→ BRIEF:
Return each line of the listing that has the word "icon" in it.

'''

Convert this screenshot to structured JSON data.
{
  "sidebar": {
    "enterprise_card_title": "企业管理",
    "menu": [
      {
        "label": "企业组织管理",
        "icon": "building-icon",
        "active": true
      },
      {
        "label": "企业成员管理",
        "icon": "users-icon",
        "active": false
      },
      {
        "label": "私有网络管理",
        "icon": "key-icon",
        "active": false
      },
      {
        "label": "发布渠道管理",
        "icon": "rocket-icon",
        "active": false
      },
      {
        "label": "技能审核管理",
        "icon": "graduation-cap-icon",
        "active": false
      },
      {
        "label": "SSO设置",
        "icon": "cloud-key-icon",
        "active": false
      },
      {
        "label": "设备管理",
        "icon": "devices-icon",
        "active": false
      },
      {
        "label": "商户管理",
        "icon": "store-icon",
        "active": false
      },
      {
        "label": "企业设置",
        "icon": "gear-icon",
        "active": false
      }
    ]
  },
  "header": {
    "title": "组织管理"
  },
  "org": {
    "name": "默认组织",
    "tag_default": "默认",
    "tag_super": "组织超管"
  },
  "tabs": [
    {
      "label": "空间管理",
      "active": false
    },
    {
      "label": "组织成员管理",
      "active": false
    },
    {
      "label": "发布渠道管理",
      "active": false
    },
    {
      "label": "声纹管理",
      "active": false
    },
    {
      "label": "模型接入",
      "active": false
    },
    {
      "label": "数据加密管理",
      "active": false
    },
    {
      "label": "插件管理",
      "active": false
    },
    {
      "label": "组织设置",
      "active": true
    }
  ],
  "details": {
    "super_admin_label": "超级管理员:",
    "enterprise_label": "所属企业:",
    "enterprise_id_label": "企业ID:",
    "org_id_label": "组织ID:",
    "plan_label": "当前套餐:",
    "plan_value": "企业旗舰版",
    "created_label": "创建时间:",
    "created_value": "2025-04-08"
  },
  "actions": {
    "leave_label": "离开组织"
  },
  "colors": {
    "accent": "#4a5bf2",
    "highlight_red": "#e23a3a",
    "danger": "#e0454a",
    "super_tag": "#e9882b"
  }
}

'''

→ ANSWER:
        "icon": "building-icon",
        "icon": "users-icon",
        "icon": "key-icon",
        "icon": "rocket-icon",
        "icon": "graduation-cap-icon",
        "icon": "cloud-key-icon",
        "icon": "devices-icon",
        "icon": "store-icon",
        "icon": "gear-icon",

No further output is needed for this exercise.